The company is currently investigation the case. But, according to a March 21 blog post (Keeping Passwords Secure), in January it discovered some users passwords had been stored in a very clear format within its internal data storage systems. The password logging reportedly started as early as 2012.

“This caught our attention because our login systems are designed to mask passwords using techniques that makes them unreadable,” wrote Facebook VP of Engineering, Security and Privacy Pedro Canahuati. “We have fixed these issues and as a precaution, we will be notifying everyone whose passwords we have found were stored in this way.”

Canahuati explained that the passwords were never visible to anyone outside the entity and there is no proof that they were internally abused or improperly accessed.

“Unfortunately, such undocumented features are quite widespread in large technology companies,” said High-Tech Bridge CEO Ilia Kolochenko. “Frequently, there is no malicious intent or negligence, but rather an internal “hack” to better resolve some issues or conduct testing.”

Kolochenko said that “shadow data and its usage are virtually uncontrollable, and even now it would be premature to conclude that the [Facebook] issue is totally remediated – numerous backups, including custom backups made by employees, may still exist in different and unknown locations.”

Tim Buntel, VP of Application Security Products, Threat Stack stated the revelation that Facebook stored millions of plain-text passwords on an unencrypted internal server is indicative of some of the challenges commonly found in large organizations where simple security tasks can be overlooked or ignored.

“It is important to consider where data will be stored, how it will be secured, and if that protection is risk appropriate at all stages of the development and operations life-cycle,” Buntel said. “The lesson here is to prioritize security observability, so organizations can easily identify vulnerabilities and misconfigurations like this.”

Thycotic Chief Information Security Officer, Terence Jackson, questioned was the flaw an acceptable risk.

“Assuming they are following an SSDLC, this should have definitely been a core protection built into the system,” Jackson said. “Because there is no evidence that anyone external to Facebook had access to the unencrypted passwords is not reassuring.”

As a Facebook user, Jackson questioned why would an indoor internal employee requires access to his unencrypted password and said that ultimately it is still up to the consumer to control to govern data shared with services like these.

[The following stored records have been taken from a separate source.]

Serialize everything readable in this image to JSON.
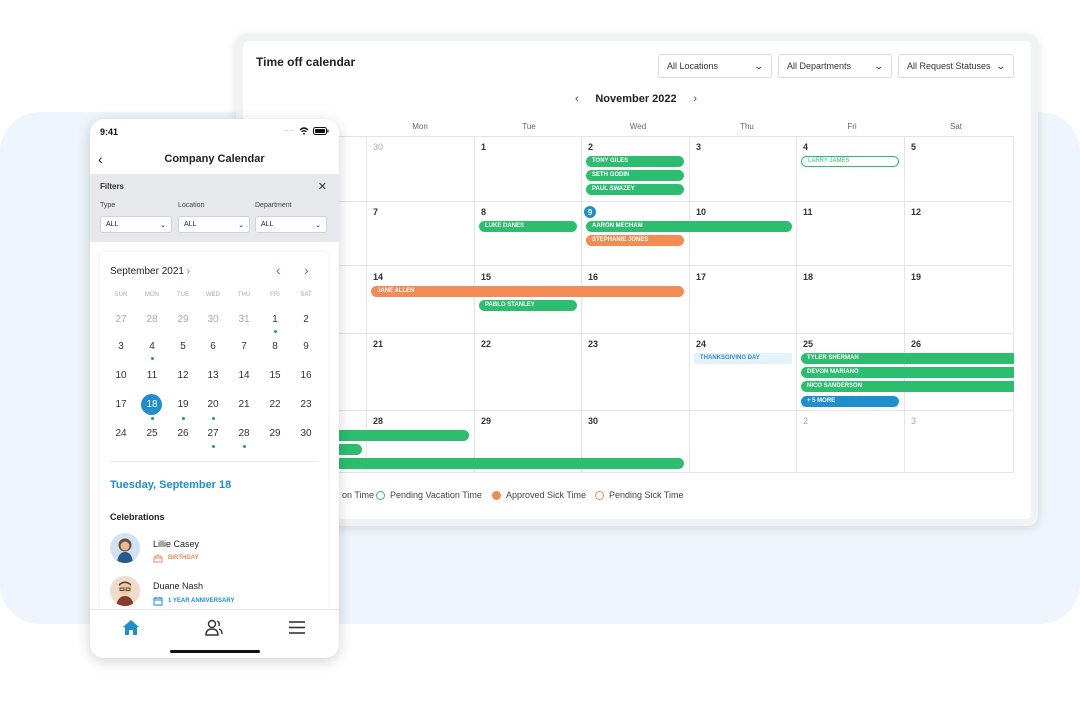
{
  "desktop": {
    "title": "Time off calendar",
    "filters": [
      "All Locations",
      "All Departments",
      "All Request Statuses"
    ],
    "month": "November 2022",
    "weekdays": [
      "Mon",
      "Tue",
      "Wed",
      "Thu",
      "Fri",
      "Sat"
    ],
    "weeks": [
      [
        "",
        "30",
        "1",
        "2",
        "3",
        "4",
        "5"
      ],
      [
        "",
        "7",
        "8",
        "9",
        "10",
        "11",
        "12"
      ],
      [
        "",
        "14",
        "15",
        "16",
        "17",
        "18",
        "19"
      ],
      [
        "",
        "21",
        "22",
        "23",
        "24",
        "25",
        "26"
      ],
      [
        "",
        "28",
        "29",
        "30",
        "",
        "2",
        "3"
      ]
    ],
    "events": {
      "tony_giles": "TONY GILES",
      "seth_godin": "SETH GODIN",
      "paul_swazey": "PAUL SWAZEY",
      "larry_james": "Larry James",
      "luke_danes": "LUKE DANES",
      "aaron_mecham": "AARON MECHAM",
      "stephanie_jones": "STEPHANIE JONES",
      "jane_allen": "JANE ALLEN",
      "pablo_stanley": "PABLO STANLEY",
      "thanksgiving": "THANKSGIVING DAY",
      "tyler_sherman": "TYLER SHERMAN",
      "devon_mariano": "DEVON MARIANO",
      "nico_sanderson": "NICO SANDERSON",
      "more": "+ 5 MORE"
    },
    "legend": [
      "on Time",
      "Pending Vacation Time",
      "Approved Sick Time",
      "Pending Sick Time"
    ],
    "colors": {
      "green": "#2dbd6e",
      "orange": "#f28b54",
      "blue": "#1e8ecf"
    }
  },
  "phone": {
    "time": "9:41",
    "title": "Company Calendar",
    "filters_label": "Filters",
    "filter_cols": [
      {
        "label": "Type",
        "value": "ALL"
      },
      {
        "label": "Location",
        "value": "ALL"
      },
      {
        "label": "Department",
        "value": "ALL"
      }
    ],
    "month": "September 2021",
    "weekdays": [
      "SUN",
      "MON",
      "TUE",
      "WED",
      "THU",
      "FRI",
      "SAT"
    ],
    "weeks": [
      [
        "27",
        "28",
        "29",
        "30",
        "31",
        "1",
        "2"
      ],
      [
        "3",
        "4",
        "5",
        "6",
        "7",
        "8",
        "9"
      ],
      [
        "10",
        "11",
        "12",
        "13",
        "14",
        "15",
        "16"
      ],
      [
        "17",
        "18",
        "19",
        "20",
        "21",
        "22",
        "23"
      ],
      [
        "24",
        "25",
        "26",
        "27",
        "28",
        "29",
        "30"
      ]
    ],
    "selected_date": "Tuesday, September 18",
    "celebrations_label": "Celebrations",
    "people": [
      {
        "name": "Lillie Casey",
        "tag": "BIRTHDAY",
        "icon": "cake-icon"
      },
      {
        "name": "Duane Nash",
        "tag": "1 YEAR ANNIVERSARY",
        "icon": "calendar-icon"
      }
    ]
  }
}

This won’t be the last of Facebook’s problems, he added.

Facebook has been under attack by politicians and privacy advocates alike. Recently, Sen. Elizabeth Warren, D-Mass., called for the break-up of big tech companies including Facebook to promote privacy and competition

A good number of scandals have come up in a short span, after Mark Zuckerberg’s  commitment to pivot his platform toward privacy over the subsequent years.

In the present scenario, competition to Facebook is acute in its space due to the very fact that the major players like Instagram and WhatsApp have already been secured by Facebook, Inc. the corporate is additionally reportedly below a criminal probe for data sharing practices with “partners” as well as quite one hundred fifty corporations.

This is the latest in a string of bad security issues for Facebook. In October, a hacker was able to access personal information from 29 million accounts, after stealing login tokens. Prior to it, hacked private messages from 81,000 users were found to have been put for sale.

But users likely will have to bear some of the onus for countering privacy violations and breaches. Noting that issues like such “are very time consuming to discover even with an external audit,” Kolochenko said, “when dealing with large technology companies be well prepared to understand that they know everything about you and [internally] may handle this data differently from what their policy or terms of services say.”